All you really need to know about Hesher is that Gordon-Levitt goes through most of it without a shirt on, even though he has scruffy Jesus hair, chain-smokes and wreaks havoc (sometimes with positive results) wherever he goes. If you need more, it’s an off-the-wall dark comedy that bodes well for first-feature director and co-writer Spencer Susser, with a strong cast doing good work.

Hesher could be called a feel-good movie about grief, and it makes about as much sense as that description, but don’t let that scare you away.

Bridesmaids, by contrast, is more run-of-the-mill, a series of sketches with the same characters, moving toward a wedding. Maya Rudolph plays Lillian, the bride-to-be, but the main character is her maid of honor, Annie (Apatow veteran Kristen Wiig, who also co-wrote the screenplay). Wiig is great at self-deprecating humor, humiliating herself in one situation after another, but eventually you may start to feel as I did that Annie doesn’t deserve anything better from life than she’s getting.

Melissa McCarthy (Mike & Molly), acting dykey though not lesbian, steals scene after scene until she just about steals the movie. Rose Byrne is good as Annie’s nemesis and Chris O’Dowd provides welcome masculine relief as a hot cop who brings romantic potential into Annie’s life. Jon Hamm gets shirtless in an uncredited minor role and Matt Lucas, the gay half of Little Britain, plays one of Annie’s abusive roommates. Ho-hum.

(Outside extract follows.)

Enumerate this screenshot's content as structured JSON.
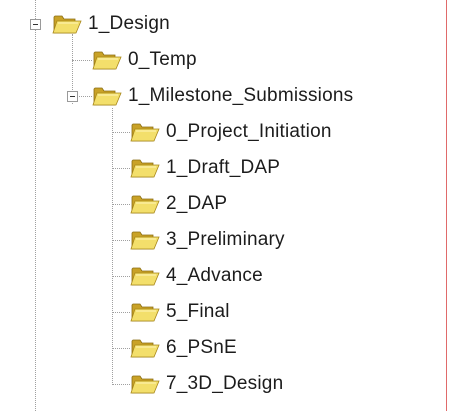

You’ve seen just about everything in Bridesmaids before, but now it has more bathroom and bedroom humor.
— Steve Warren

This article appeared in the Dallas Voice print edition May 13, 2011.

—  Kevin Thomas